For many, the defining moment of Monster Hunter Freedom won't come when you first leave your tiny village to fight dinosaurs in a sweeping, hilly countryside. It won't come when you carve up your first kill for gruesome things you can later use to make other, more gruesome things. It won't even come when you go solo against your first giant, dragon-like wyvern.
More than likely, it'll come when - after dozens of unsuccessful attempts that end with your broken carcass being dragged back to camp on a wooden gurney pushed by yowling cats - you finally figure out how to outsmart that giant beast and bring it down. Then, you'll really feel like a hunter. Then, you'll be ready to take on anything. Then, you'll get cocky and have to do it all over again when you meet the next mammoth horror.
While it might look like a primitive hack-and-slasher, Monster Hunter Freedom is anything but. Essentially a souped-up version of the PS2 original, it casts you as a fledgling hunter in a village that's surrounded by dinosaurs.
Taking on hunting and gathering quests will give you the chance to harvest enough bones, scales and icky membranes, which in turn let you make yourself some really badass weapons and armor. And once your defenses are tough enough, maybe you'll be able to last more than a few seconds against the voracious animals you're tasked with tracking down.
These aren't just simple, cookie-cutter baddies you're after, either. For starters, they're not really "evil" - some are actually harmless - and killing them doesn't serve a greater purpose. They're just big, reptilian animals that you're paid to hunt. Each species has its own attacks and behavior, and while you can brute-force your way through the lower-level creatures, swinging a big sword only gets you so far.
The bigger baddies take planning, skill and - more often than not - offensive items like bait, bombs and traps. This makes for a lot of frustrating-as-hell battles as you try to probe your enemies' weaknesses, but it's just that much more rewarding when you finally bring them crashing to the ground.
Strategy is also a big part of the four-player hunts (ad-hoc only, unfortunately), and while it's fun to just run around hacking at stuff with your friends, you'll do a lot better if you can each specialize in one of the game's five weapon types: quick, defensive lances; huge, powerful hammers; giant broadswords, sort of an in-between weapon; bowguns, which range from crossbows to firearms and allow for first-person sniping; and knife-and-shield combos that might as well come with training wheels attached. Unlike the original Monster Hunter title, Freedom actually gives you all five to start with, sparing you from trying to kill things with a flimsy starter knife. You can't change your weapon in the middle of a hunt, though, which sucks.
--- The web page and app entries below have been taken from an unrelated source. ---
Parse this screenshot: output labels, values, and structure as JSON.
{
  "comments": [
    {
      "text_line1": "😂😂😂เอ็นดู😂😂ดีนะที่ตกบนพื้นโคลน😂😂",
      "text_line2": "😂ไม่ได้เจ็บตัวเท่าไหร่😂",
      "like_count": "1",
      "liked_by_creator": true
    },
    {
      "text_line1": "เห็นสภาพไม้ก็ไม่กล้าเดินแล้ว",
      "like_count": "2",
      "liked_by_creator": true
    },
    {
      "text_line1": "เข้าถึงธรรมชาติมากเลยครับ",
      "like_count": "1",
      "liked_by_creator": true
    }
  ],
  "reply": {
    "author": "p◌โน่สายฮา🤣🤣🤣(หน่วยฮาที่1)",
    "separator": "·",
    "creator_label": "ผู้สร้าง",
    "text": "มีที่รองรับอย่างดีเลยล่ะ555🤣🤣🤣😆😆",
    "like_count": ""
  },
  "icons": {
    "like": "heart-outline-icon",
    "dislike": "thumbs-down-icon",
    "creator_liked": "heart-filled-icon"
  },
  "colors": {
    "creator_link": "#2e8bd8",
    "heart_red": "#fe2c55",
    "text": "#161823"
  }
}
Fighting and butchering monsters makes up the meat of the gameplay, but there's much, much more to it than that. Crafting items from the things you find is cool, and simple minigames allow you to cook meat, catch fish and collect bugs. We also liked exploring the vast, beautifully rendered countryside, although the long load times between areas are a drag.
As you get into the game, you'll eventually become the caretaker of a full-on farm and a pajama-clad little pig, whose affection you'll have to win. There's also the Felyne Kitchen, a new addition that lets you hire comical cats to cook for you between hunts. Aside from being cute, each one comes with a special ingredient that can upgrade your abilities before a big hunt.
In short, Monster Hunter Freedom is a huge game, and it fills out especially well on the PSP. The game's short-burst quests and small-scale exploration are perfectly suited to a handheld game, and while it's easy to get into, it gets more fun and involving the more you play. Aside from a few irritations (like immensely frustrating battles against seemingly invincible monsters, a slightly finicky camera and no pause feature aside from the PSP's "sleep" mode), this is easily one of the PSP's deepest, most involving and all-around best games.